In EMEA, Rystad Energy’s report shows that there is excellent CO2 storage capacity in Russia and Saudi Arabia, which grants them long CO2 storage timelines, the lower end of which exceeds 100 years. The majority of remaining EMEA regions have some combination of good storage potential or relatively low emissions.
In APAC, significant global emitters China and India do have excellent or good storage potential, but the significant volume of emissions that must be abated from these countries means that CO2 timelines are relatively short. This is especially true for APAC countries with somewhat less storage potential, such as Japan and South Korea.
The Americas offer some of the most attractive CO2 timelines of any region, given the robust opportunities for storage. Even top emitters such as the US and Canada see the lower limit of storage timelines at over one hundred years.
Only 49% of global emissions are priced

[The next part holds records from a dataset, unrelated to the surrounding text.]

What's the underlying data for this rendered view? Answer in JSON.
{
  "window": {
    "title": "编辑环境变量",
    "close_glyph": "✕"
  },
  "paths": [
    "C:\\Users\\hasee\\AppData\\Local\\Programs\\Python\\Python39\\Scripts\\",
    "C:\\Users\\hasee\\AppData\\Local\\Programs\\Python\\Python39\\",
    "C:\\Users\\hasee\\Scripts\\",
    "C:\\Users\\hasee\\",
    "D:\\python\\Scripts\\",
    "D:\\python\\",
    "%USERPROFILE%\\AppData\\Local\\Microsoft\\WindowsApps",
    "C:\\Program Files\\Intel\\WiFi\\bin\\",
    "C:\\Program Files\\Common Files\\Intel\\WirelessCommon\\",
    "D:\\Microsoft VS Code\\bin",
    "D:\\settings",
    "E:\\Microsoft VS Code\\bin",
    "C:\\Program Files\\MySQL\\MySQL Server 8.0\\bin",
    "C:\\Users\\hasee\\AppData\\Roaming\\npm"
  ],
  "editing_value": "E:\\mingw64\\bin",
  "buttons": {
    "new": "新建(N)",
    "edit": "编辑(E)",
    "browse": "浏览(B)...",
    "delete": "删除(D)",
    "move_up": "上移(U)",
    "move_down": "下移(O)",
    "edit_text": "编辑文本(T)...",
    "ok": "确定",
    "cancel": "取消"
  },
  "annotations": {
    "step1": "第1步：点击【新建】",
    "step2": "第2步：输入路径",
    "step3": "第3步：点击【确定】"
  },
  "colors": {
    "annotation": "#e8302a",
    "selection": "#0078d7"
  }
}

Regions that currently have carbon pricing mechanisms in place represent 18 GtCO2 of annual emissions from power generation, energy, industry processes and industry combustion – 49% of global CO2 emissions. Yet, most of these countries have relatively low carbon prices.
This is especially true for major emitters such as China, the US, and the EU, all of which have stated net-zero targets. These emissions must be delt with if major players are to become carbon neutral, pressure which presents tremendous opportunity for higher carbon prices at both the national and regional level.

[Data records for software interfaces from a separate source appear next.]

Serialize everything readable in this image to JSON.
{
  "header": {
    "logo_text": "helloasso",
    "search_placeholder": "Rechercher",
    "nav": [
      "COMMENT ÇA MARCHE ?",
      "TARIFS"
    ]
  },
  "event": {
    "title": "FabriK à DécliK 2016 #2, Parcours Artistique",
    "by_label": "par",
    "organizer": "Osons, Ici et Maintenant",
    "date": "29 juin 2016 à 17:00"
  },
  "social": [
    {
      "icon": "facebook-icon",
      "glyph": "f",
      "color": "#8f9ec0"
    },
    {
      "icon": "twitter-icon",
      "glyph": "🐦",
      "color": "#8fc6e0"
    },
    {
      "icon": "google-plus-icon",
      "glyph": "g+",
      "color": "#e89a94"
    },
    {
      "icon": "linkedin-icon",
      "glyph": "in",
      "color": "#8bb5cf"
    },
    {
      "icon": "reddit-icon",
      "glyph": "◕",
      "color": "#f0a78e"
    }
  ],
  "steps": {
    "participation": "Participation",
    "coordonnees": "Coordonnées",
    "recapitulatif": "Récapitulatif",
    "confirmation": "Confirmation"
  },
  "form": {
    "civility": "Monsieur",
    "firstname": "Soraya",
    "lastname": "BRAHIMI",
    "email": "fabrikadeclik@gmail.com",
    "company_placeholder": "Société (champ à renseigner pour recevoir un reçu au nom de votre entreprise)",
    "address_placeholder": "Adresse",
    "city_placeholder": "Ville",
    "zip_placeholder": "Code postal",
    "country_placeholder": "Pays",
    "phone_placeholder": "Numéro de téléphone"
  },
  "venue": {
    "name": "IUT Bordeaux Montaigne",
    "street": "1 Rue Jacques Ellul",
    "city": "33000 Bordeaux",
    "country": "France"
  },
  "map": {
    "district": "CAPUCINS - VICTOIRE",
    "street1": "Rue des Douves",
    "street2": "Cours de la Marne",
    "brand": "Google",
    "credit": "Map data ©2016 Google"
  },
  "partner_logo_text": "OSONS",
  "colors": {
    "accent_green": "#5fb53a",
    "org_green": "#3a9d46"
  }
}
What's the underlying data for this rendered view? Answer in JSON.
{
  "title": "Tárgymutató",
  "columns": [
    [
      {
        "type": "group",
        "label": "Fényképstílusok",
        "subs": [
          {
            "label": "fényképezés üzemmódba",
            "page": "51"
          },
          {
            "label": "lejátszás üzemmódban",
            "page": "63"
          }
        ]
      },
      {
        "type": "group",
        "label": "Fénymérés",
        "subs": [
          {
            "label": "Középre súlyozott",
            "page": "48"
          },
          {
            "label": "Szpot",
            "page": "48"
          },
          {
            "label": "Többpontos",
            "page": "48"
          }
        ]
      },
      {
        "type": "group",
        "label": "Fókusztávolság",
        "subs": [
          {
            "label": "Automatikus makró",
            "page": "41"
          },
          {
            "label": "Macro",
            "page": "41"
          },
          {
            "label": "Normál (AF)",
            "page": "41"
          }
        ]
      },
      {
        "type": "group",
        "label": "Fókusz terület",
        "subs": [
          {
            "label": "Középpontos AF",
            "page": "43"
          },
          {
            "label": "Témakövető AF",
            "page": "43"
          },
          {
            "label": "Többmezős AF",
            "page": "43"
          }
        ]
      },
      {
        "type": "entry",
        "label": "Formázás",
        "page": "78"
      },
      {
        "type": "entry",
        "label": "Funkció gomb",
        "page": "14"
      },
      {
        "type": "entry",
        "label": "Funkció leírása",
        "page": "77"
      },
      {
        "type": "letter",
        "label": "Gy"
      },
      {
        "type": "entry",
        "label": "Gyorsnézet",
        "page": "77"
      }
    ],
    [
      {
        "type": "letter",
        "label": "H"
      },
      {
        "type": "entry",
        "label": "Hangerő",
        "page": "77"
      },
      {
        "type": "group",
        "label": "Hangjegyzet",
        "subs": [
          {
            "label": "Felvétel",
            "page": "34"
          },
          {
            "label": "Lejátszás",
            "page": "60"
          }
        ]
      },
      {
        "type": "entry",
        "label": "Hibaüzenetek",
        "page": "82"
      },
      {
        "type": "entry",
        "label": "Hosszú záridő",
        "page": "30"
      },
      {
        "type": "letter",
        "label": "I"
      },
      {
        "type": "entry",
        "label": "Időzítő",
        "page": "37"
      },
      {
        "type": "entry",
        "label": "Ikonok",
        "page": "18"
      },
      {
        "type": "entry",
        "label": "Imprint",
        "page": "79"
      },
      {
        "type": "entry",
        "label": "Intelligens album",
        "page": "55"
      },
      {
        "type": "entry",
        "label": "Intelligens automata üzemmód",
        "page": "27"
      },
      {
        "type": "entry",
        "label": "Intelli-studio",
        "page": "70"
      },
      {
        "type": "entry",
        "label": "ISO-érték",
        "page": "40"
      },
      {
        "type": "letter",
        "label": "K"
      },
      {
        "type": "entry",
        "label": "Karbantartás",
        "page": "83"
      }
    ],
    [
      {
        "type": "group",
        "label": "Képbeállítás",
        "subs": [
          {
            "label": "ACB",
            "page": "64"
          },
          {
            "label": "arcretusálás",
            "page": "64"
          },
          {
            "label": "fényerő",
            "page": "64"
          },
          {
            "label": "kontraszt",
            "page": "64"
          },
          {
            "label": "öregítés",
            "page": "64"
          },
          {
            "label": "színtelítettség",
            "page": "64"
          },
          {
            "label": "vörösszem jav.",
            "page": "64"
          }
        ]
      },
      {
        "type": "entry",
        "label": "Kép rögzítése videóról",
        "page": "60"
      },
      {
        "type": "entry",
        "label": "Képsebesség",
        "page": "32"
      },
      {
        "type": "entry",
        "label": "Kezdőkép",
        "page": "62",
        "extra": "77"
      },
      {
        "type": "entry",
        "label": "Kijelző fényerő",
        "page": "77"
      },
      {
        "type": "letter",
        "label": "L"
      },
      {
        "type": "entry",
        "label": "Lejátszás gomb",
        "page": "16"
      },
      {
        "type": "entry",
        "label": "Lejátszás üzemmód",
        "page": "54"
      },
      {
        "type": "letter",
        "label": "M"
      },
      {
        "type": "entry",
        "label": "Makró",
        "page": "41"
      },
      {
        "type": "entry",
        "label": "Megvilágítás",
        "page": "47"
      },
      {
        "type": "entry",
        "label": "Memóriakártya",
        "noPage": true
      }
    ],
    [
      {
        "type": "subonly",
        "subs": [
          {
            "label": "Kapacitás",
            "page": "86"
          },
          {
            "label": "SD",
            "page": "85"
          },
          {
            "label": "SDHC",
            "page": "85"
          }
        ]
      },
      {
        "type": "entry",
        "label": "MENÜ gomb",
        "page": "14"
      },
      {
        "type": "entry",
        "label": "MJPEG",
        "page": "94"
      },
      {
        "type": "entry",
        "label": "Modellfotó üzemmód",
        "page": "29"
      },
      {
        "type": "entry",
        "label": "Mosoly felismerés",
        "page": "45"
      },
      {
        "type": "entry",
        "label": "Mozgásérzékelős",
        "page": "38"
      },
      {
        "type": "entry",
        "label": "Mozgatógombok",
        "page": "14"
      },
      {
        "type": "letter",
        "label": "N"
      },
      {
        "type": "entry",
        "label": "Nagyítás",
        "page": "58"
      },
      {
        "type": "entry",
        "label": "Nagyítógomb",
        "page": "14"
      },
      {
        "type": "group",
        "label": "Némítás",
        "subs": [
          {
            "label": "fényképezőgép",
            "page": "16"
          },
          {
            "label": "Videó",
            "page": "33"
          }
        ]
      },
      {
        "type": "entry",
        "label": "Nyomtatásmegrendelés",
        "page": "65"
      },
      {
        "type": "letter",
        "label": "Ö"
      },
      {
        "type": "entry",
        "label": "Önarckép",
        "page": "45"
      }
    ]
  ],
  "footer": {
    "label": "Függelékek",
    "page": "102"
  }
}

“To make carbon capture and storage economically feasible, it must become more costly to emit CO2 than to capture it. This is often not the case as CCS remains costly when applied to most applications compared to local carbon pricing. But as technology improves, and carbon prices increase, CCS will make economic sense for an increasing number of projects,” adds Foss.
What about CCS costs?
When it comes to costs, Rystad Energy estimates that there is large potential for reductions on the capture level, which represents 80% of the CCS cost. The cost of capture can vary significantly based on factors such as the concentration of CO2, capture rates, capture amounts, location, and energy source. However, several factors are driving costs down.
The CO2 capture industry has seen rapid technology development in recent years. Companies are beginning to develop modular designs and standardise, which reduces capture costs. Larger capture volumes will create economies of scale, while increased competition with new players entering the capture market continues to drive innovation and reduces pricing power.
The transportation segment of the value chain, which accounts for about 10% of CCS costs, offers medium cost reduction potential. For storage however, which takes up the last 10% of CCS costs, much of the technology needed is quite mature and has less cost reduction potential.